- 192 laser beams are focused through holes in a target container called a hohlraum
- Inside the hohlraum is a tiny pellet containing an extremely cold, solid mixture of hydrogen isotopes
- Lasers strike the hohlraum’s walls, which in turn radiate X-rays
- X-rays strip material from the outer shell of the fuel pellet, heating it up to millions of degrees
- If the compression of the fuel is high enough and uniform enough, nuclear fusion can result
But the latest achievement has been described as the single most meaningful step for fusion in recent years, and demonstrates NIF is well on its way towards the coveted target of ignition and self-sustaining fusion.
For half a century, researchers have strived for controlled nuclear fusion and been disappointed. It was hoped that NIF would provide the breakthrough fusion research needed.
In 2009, NIF officials announced an aim to demonstrate nuclear fusion producing net energy by 30 September 2012. But unexpected technical problems ensured the deadline came and went; the fusion output was less than had originally been predicted by mathematical models.

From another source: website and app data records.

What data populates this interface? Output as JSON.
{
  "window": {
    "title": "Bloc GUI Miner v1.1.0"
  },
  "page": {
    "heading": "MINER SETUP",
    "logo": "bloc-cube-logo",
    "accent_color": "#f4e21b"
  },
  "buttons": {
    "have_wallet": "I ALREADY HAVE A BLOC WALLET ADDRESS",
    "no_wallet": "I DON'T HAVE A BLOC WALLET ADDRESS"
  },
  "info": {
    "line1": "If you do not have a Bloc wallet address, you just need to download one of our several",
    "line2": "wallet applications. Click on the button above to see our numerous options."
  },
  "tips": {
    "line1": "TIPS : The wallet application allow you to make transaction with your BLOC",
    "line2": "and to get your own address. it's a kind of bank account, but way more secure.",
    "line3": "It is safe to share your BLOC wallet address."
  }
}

Soon after, the $3.5bn facility shifted focus, cutting the amount of time spent on fusion versus nuclear weapons research – which was part of the lab’s original mission.
However, the latest experiments agree well with predictions of energy output, which will provide a welcome boost to ignition research at NIF, as well as encouragement to advocates of fusion energy in general.
It is markedly different from current nuclear power, which operates through splitting atoms – fission – rather than squashing them together in fusion.
NIF, based at the Lawrence Livermore National Laboratory, is one of several projects around the world aimed at harnessing fusion. They include the multi-billion-euro ITER facility, currently under construction in Cadarache, France.
However, ITER will take a different approach to the laser-driven fusion at NIF; the Cadarache facility will use magnetic fields to contain the hot fusion fuel – a concept known as magnetic confinement.